*** Material for the task Section Begins ***

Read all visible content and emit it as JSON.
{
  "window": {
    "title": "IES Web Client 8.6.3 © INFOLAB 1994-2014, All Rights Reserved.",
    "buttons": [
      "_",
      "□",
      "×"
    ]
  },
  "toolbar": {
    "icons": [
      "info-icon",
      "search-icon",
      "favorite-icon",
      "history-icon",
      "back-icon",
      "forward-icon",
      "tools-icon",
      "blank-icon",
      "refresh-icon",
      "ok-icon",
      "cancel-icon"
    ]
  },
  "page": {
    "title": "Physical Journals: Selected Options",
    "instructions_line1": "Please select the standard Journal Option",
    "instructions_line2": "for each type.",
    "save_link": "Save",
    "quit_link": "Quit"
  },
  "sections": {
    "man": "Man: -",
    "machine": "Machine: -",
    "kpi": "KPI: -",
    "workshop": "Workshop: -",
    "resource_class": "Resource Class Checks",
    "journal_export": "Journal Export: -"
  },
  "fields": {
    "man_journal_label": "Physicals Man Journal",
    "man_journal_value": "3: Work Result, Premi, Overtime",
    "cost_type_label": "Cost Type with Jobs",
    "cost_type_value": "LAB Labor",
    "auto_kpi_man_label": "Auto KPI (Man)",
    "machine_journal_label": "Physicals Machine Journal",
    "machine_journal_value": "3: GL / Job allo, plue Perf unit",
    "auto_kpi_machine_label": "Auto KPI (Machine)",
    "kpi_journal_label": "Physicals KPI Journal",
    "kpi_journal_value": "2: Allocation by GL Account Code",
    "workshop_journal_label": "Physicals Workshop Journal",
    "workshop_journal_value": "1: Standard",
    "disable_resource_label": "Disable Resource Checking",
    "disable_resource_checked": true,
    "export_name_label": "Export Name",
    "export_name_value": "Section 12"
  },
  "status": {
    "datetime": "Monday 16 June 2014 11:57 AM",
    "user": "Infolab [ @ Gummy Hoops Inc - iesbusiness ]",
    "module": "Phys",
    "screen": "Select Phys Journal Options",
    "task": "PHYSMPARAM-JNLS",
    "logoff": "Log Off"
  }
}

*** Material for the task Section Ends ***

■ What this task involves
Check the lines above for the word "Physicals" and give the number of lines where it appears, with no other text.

■ Reply to the exercise
4